For the past 18 months I have been able to proudly call myself a tree climber. I’m not talking about scampering up the first few branches of the oak tree in your backyard. I’m talking about climbing up nearly any large tree and spending hours or even days off the ground, fully secured by ropes, carabineers, and a harness. I’m talking about sleeping 100 feet off the ground. This isn’t the tree climbing from your childhood.
For me, it all began with a phone call from a friend and a proposal for a collaboritve project. Before I knew it, I was in southern Oregon taking a week long class on how to climb trees. A few months later I found myself in Costa Rica spending every day climbing into the canopy of the Monteverde cloud forest. The resulting project, Canopy in the Clouds, was a great experience and you will be hearing more about the project in the coming months as we prepare for a release at the end of the year.
Fast forward to my arrival here in Ithaca a month ago. Knowing nobody in the area, I immediately reached out to groups that share a common interest: birders, photographers, and tree climbers. Amazingly enough, the Cornell Outdoor Education program teaches a tree climbing class and even take a trip to Costa Rica each winter to do some serious climbing. After a couple emails, I was able to join the group this past weekend for a fun weekend of climbing and training.

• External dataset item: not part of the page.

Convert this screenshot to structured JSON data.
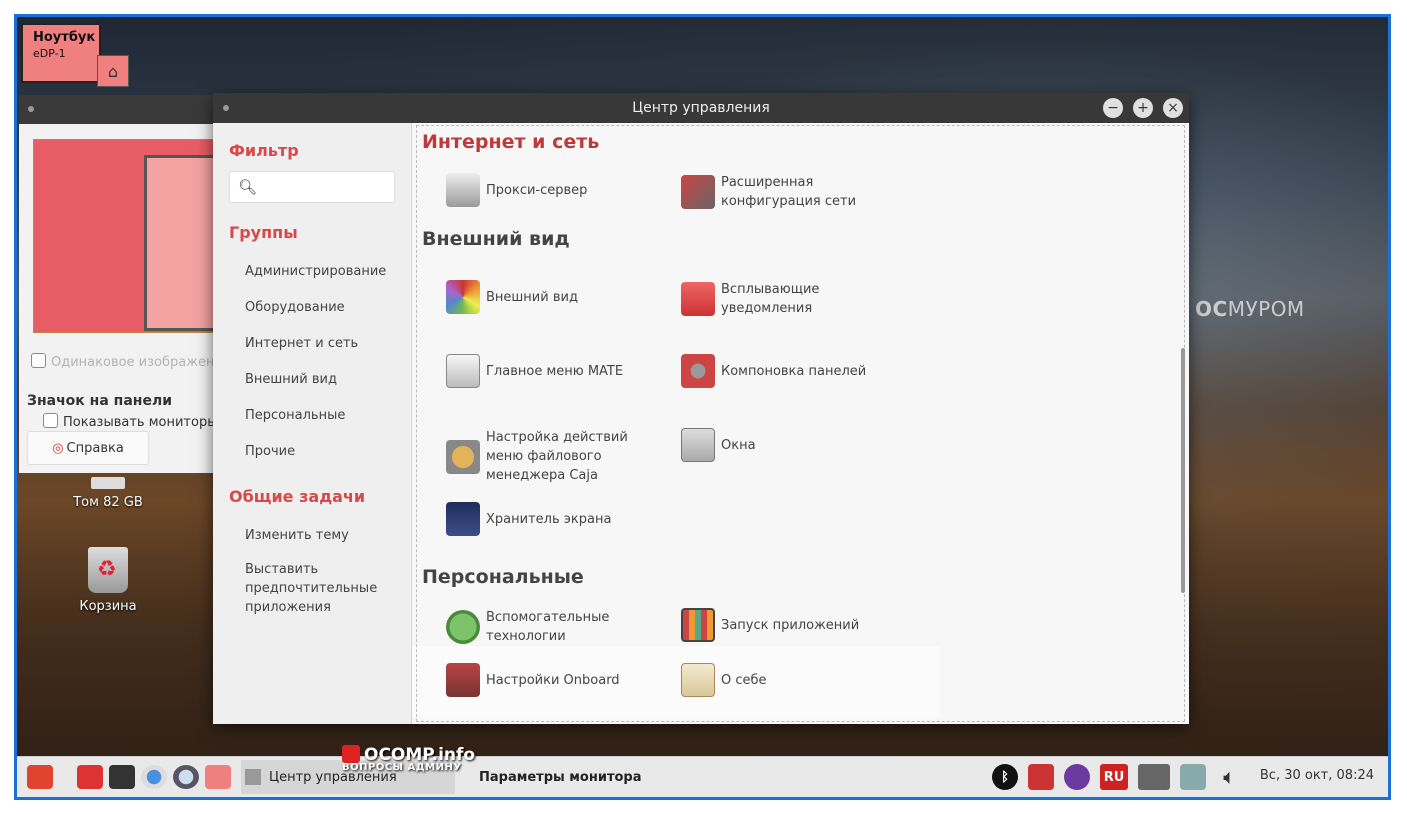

Having not been in a tree since March, I was a little rusty but things came back quickly and it was great to be off the ground again. The highlight of the weekend was by far the night in the tree. The weather was perfect, the setting spectacular, and the company entertaining.

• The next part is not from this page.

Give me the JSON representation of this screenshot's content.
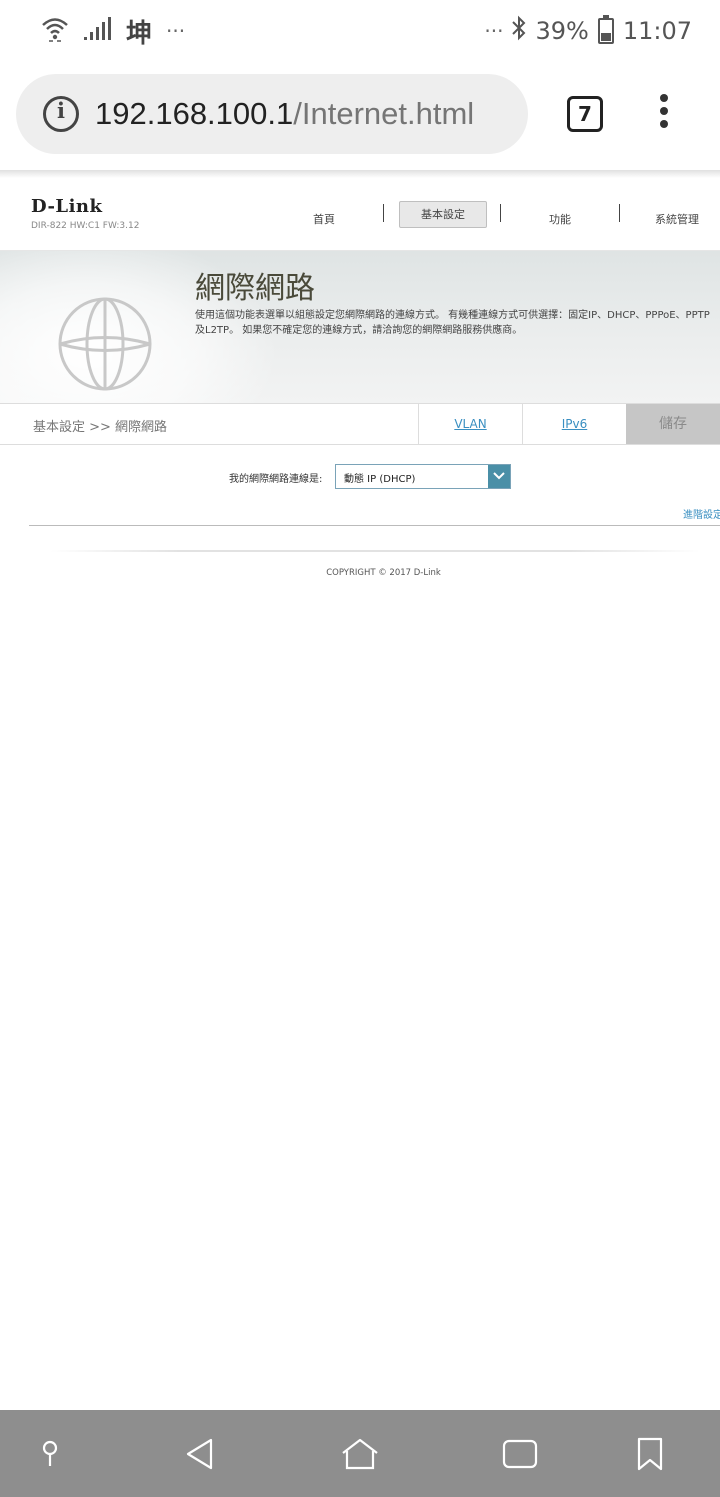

We also did a lot of training that proved extremely valuable. I learned the different techniques that Cornell teaches and I was able to show them a few tricks of my own. I worked with the advanced group and Sunday we worked on rescue techniques in the tree. This was especially valuable for me since I have spent a lot of time thinking about what to do in such and such a situation, but I hadn’t actually done most of the techniques. The simulated rescues proved challenging but I am now even more comfortable moving in a tree.
So why tree climbing? Well, for the photographer in me, it provides a totally new perspective on the world. It creates an access point into a world previously unaccessible and creates new opportunities to create unique images of the natural world. I can’t wait for the leaves to start changing colors in the coming weeks.

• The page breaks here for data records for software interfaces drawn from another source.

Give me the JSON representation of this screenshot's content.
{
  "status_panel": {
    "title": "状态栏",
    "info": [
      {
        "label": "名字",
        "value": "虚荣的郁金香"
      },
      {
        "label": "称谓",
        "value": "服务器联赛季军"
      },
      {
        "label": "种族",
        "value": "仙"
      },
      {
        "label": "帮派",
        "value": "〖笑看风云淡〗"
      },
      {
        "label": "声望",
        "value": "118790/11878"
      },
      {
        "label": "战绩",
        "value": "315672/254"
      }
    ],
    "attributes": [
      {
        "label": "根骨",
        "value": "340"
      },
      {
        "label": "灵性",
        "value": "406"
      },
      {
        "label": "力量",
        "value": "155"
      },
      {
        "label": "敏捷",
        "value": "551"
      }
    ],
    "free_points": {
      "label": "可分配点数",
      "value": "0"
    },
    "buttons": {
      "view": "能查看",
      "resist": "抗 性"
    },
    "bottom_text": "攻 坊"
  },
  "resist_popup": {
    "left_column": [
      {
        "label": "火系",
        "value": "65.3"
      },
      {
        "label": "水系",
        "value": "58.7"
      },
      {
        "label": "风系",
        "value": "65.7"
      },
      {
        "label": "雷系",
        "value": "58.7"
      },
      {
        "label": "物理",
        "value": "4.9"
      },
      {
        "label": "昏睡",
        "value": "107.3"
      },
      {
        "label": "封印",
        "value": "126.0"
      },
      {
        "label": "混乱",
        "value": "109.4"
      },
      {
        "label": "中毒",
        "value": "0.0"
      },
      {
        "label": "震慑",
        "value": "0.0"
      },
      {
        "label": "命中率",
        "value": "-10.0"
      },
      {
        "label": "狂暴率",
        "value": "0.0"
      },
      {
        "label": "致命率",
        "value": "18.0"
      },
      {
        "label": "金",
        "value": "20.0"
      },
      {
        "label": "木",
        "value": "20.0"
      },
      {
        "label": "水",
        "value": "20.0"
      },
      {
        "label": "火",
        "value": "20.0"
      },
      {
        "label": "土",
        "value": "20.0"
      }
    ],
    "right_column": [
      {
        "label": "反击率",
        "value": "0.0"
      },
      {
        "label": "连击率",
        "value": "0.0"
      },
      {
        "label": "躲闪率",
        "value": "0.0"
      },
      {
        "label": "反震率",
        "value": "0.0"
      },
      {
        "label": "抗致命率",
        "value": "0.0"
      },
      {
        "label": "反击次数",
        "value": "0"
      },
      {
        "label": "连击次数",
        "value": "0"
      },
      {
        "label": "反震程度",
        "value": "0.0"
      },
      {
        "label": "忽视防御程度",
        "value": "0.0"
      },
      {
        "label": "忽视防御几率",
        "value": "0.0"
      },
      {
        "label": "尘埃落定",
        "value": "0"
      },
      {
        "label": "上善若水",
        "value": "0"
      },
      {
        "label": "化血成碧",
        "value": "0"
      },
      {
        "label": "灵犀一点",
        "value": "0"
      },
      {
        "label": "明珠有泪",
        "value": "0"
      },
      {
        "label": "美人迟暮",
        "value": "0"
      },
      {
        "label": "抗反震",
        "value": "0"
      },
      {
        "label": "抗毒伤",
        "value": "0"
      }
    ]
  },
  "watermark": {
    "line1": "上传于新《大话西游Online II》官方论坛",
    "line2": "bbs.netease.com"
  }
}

For the naturalist in me, climbing opens up new doors to better understanding the world. How else can you spend a morning in the company with a troop of howler monkeys as they feed, sleep, play, and interact without a care in the world? How else can you study a tiny orchid found only attached to branches over 75 feet in the air? The canopy of trees, especially those in the tropics, is an entire world that has received far less attention than terra firma and is open to new discoveries.
In the coming months I will be writing more about my arboreal experiences as I explore the events that occur just above our heads.